In the American rights movement, it was very male, or started that way. It began because a group of Aboriginal men landed in prison and they realized they were there because they didn’t know their rights. During those AIM days, there were a lot of women involved. They didn’t get their names in the papers as much as Dennis Banks and Russell Means, because that’s who the media would spotlight. When I would show up to AIM rallies, I think they were using my name to put a spotlight on the issues. But they obviously didn’t want to turn the spotlight over to me. So you were not hearing from a lot of brilliant Native women at the time, though that doesn’t mean they weren’t involved.
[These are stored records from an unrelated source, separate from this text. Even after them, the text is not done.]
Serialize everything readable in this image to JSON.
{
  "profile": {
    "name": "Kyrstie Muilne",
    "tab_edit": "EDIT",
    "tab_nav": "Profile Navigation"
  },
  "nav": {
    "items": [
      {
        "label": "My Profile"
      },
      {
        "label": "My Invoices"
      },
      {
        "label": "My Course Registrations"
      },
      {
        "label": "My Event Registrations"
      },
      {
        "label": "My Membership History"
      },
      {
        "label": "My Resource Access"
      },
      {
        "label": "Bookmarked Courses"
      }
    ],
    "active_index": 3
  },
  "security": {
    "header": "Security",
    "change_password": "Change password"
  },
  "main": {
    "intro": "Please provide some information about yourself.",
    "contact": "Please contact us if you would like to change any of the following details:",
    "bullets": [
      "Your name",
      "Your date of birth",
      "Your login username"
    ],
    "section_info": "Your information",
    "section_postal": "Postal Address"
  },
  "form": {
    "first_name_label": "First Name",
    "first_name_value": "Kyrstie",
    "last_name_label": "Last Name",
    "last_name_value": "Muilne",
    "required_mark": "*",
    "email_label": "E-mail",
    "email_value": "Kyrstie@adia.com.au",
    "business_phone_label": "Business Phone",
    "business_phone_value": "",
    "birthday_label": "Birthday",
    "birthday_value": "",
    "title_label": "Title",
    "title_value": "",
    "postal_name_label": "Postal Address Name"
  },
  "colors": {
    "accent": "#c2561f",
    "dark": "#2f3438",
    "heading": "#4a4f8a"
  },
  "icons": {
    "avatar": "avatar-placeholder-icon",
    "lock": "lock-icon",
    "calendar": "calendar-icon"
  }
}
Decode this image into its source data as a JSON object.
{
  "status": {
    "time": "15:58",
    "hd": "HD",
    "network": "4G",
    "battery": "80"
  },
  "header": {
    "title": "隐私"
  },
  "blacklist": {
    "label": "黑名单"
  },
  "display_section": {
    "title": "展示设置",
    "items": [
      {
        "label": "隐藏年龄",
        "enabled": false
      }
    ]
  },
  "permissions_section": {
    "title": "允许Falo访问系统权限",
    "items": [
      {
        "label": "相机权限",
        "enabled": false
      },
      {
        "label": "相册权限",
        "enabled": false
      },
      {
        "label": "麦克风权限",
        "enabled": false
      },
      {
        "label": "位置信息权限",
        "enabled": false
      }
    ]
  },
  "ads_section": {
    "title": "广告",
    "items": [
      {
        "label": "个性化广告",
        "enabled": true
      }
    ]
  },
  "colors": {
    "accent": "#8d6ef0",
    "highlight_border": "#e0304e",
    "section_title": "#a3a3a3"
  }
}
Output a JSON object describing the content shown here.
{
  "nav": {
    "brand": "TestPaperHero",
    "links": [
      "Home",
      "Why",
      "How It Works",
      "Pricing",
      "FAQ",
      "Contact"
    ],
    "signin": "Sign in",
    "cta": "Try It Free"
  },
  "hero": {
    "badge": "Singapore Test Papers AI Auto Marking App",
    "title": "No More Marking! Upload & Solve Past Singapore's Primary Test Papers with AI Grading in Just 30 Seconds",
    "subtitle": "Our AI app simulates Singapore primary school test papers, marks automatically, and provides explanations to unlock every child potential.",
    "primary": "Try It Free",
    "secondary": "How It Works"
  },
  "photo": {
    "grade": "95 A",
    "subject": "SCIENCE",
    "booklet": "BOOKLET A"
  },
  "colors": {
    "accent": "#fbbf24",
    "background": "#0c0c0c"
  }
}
Idle No More isn’t really a new movement. It’s more of an extension of what was going on before the American Indian Movement. American Indian people have been resisting genocide, the destruction of the environment, and the theft of Native lands for hundreds of years. The resistance movement has been going on for a long time.
Idle No More reminds me of the ’60s antiwar movement in that it is a genuine grassroots movement. The American Indian Movement was too, but they were rather organized when it came to who is a member and who is not. In the ’60s, the resistance movement was really a bunch of students who did not want to fight some rich guys’ war for reasons they didn’t understand. That grassroots movement was truly a people’s movement. There wasn’t a president or board telling them what to do. And Idle No More is a true grassroots movement in that it is composed of whoever shows up. There might be a lot of people one day and fewer people one day.
Idle No More is a bit different from place to place because the issues are different from place to place. But in general, there is a strong female and mother presence, and a strong nurturing presence—a strong feeling of communication and conflict avoidance.
You’ve had to deal with government blacklisting in the late ’60s and ’70s in the United States when President Lyndon B. Johnson put you on a blacklist after the release of your protest song “Universal Solider.” How do you feel about your role as a musician in terms of working under a government or administration?
Well, people think I should hate the government. But it’s really just an administration of probably four or five guys who are calling the shots. They sit in the backroom and make nasty phone calls, and an artist is gagged from bringing information to the public. It’s all done under the table and among a small group of people, so let’s stop pretending it’s the government. If some administration wants to come along and ejaculate all over the environment, we shouldn’t hate our country because of that. That administration and those boys are not going to last. John Trudell, who is a great poet, has a quote that says there are certain people who don’t want Indians or anybody else interfering with their complete control with land and natural resources. I mean, isn’t that what the great Caesars were trying to do? Isn’t this just basic colonialism? Now it’s corporate instead of nation-state, but it’s still the same issue.
How do you see things shifting or changing? To create change, should you work within your own group, your own movement, versus trying to work against a government?
I think you have to do everything. I think you shouldn’t restrict yourself to either/or. And I think every day you have an opportunity to respond to these issues spontaneously, to approach everything with open ears.
You know, I’ve seen some shit in this world. I’ve seen people wring their hands and I’ve seen people come together and make changes. But the problems are not new and we are not incapable of solving them with the brains we have. I think we just need to stay calm and decolonize.